Found by fellow SOHO comet hunter Sebastian Hönig quite serendipitously--the first visual comet discovery by a German amateur in 56 years, since Anton Weber co-discovered C/1946 K1(Pajdusakova-Rotbart-Weber)--Comet Hönig was well placed in the evening sky for Northern Hemisphere observers in the late summer of 2002. Amazingly, it was one of four comets discovered visually by amateurs within six months, while only one such discovery had been made in each of the previous two years. I first saw Comet Hönig from upstate New York on August 4; it took me a long and frustrating hour to locate it. I was breaking in my new 127-mm Orion Maksutov-Cassegrain telescope, and I had just gotten a new finder scope for it. The position I had marked for the comet on my atlas was off by about a degree, and I was sweeping for the comet, at first being hampered by stray light from a nearby house. I found the comet soon after they turned the lights off. It was a rather pale and diffuse glow, obvious when I found it but not easy. It was high in the sky, in Cepheus or maybe Cassiopeia. It was a thrill to view a comet actually found by someone with whom I'm acquainted.
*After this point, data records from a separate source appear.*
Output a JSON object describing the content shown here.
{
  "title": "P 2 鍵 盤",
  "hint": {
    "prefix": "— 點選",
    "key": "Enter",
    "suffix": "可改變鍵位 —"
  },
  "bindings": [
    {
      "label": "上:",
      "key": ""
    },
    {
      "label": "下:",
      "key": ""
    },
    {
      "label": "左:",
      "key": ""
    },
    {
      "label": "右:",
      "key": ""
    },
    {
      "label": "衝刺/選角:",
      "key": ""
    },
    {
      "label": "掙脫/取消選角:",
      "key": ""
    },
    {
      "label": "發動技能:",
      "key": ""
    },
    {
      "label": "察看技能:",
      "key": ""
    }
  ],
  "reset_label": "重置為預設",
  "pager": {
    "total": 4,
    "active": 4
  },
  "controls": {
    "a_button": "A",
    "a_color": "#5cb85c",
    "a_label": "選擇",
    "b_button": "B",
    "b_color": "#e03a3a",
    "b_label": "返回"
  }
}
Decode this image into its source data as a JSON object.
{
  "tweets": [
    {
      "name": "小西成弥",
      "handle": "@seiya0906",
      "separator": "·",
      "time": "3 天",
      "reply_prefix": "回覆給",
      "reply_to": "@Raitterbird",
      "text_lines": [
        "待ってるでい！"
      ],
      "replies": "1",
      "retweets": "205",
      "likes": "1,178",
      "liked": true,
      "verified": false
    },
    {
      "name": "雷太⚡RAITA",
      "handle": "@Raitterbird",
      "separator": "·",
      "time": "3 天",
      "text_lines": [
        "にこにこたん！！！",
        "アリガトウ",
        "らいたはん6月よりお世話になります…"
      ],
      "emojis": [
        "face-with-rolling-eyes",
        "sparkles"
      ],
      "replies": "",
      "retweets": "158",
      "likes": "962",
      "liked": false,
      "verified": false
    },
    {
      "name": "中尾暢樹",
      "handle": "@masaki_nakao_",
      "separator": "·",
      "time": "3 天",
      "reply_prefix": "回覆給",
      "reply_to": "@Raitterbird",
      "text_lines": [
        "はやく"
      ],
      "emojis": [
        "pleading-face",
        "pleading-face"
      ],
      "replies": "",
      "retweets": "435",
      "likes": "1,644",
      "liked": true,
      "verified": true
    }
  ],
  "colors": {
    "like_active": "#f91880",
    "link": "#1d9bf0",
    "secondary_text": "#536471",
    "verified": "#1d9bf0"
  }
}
I saw the comet for the second and last time on August 25, this time in both telescope and binoculars. It had migrated to Ursa Minor, and was located not far from Kochab. I got up the next morning to try to observe Comet SWAN (2002 O6), which had been found by M. Suzuki on SOHO's SWAN images. I went to a nearby field with a relatively clear eastern horizon, but though I scanned the area of Ursa Major where the comet was located--near the stars Tania Australis and Borealis-- in my 9x63 binoculars until morning twilight interfered, I did not see it. I was disappointed; it would have been nice to have had a SOHO comet as the 20th comet I've observed, but I had no such luck. It turned out that SWAN was starting a rapid fading, and within two weeks would be all but invisible in large telescopes. Likewise, Comet Hönig, which had been about 8th magnitude that night, soon faded rapidly, and probably disintegrated by the time it reached perihelion.

Comet Ikeya-Zhang (C/2002 C4)

Comet Pojmanski (C/2006 A1)

I first saw Comet Pojmanski on the morning of March 5, 2006, when the comet was at around magnitude 5.3. I viewed out the kitchen window of my apartment in Queens, New York. It's not normally a good place to observe comets, as it faces a row of apartment buildings two stories higher than it, less than 100 feet away, and several neighbors usually have their lights on. But I realized that way to the left there was a narrow gap of unobstructed sky (15 degrees or so) that extended down to within maybe 5 degrees of the horizon. I realized that the comet would rise through that gap -- and sure enough, it did, between Altair and Delphinus. I viewed it in 7x50 and 20x80 binoculars, and described it as "a fairly condensed blueish comet with a hint of a tail." I also took some photos with a Canon SD550 digital camera; the comet showed up in the pictures, faint but clear. Three mornings later, I saw Pojmanski again from the same location, and a few days after that I observed and photographed it from the relatively dark skies of Ivoryton, Connecticut.

Comet 177P/Barnard 2 (2006)

This comet was disccovered by the great American astronomer and comet hunter Edward Emerson Barnard in 1889. It was rediscovered by the LINEAR projectin June, 2006, its first return since its discovery, with an orbital period of about 117 years. I observed 177P/Barnard on September 16, 2006, one of my most difficult comet observations. From my observing log: "I could barely make it out in my 20x100 binocs and Orion StarMax [127mm MCT]." The following night, when conditions were somewhat worse (the Milky Way barely visible, compared to the previous night, when it had been "vivid"), I did not see it at all.

Comet McNaught: The Twilight Wonder

Total number of comets observed = 33 (as of January 2007)

Descriptions of many more comets (Halley, Encke, Levy, Tabur, Swift-Tuttle, IRAS-Araki-Alcock, Kudo-Fujikawa, Juels-Holvorcem, Machholz, Pojmanski, several comets named LINEAR and NEAT, and assorted other fuzzballs) will follow in time.

E-mail to tonyhoffman [at] earthlink [dot] net